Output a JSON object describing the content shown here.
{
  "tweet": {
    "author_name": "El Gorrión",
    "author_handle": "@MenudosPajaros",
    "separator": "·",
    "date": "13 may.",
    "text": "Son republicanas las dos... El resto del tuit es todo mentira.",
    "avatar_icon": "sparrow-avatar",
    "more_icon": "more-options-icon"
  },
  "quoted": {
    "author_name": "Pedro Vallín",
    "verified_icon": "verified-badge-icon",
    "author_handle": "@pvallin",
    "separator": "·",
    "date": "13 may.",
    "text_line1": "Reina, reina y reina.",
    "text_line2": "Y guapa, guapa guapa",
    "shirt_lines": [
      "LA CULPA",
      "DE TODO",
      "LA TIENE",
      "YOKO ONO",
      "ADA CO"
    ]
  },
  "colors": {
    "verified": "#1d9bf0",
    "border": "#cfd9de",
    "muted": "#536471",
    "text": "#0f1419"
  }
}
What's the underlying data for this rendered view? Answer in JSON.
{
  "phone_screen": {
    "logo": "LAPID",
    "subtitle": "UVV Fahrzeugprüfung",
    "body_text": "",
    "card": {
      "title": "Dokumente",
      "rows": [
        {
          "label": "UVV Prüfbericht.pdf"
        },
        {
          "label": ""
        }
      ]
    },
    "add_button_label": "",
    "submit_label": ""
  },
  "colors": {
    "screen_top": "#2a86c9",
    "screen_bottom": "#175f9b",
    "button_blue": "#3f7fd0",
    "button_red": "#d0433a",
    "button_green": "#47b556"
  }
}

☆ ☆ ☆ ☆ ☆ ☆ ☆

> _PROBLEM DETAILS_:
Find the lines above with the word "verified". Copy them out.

> _RESULT_:
    "verified_icon": "verified-badge-icon",
    "verified": "#1d9bf0",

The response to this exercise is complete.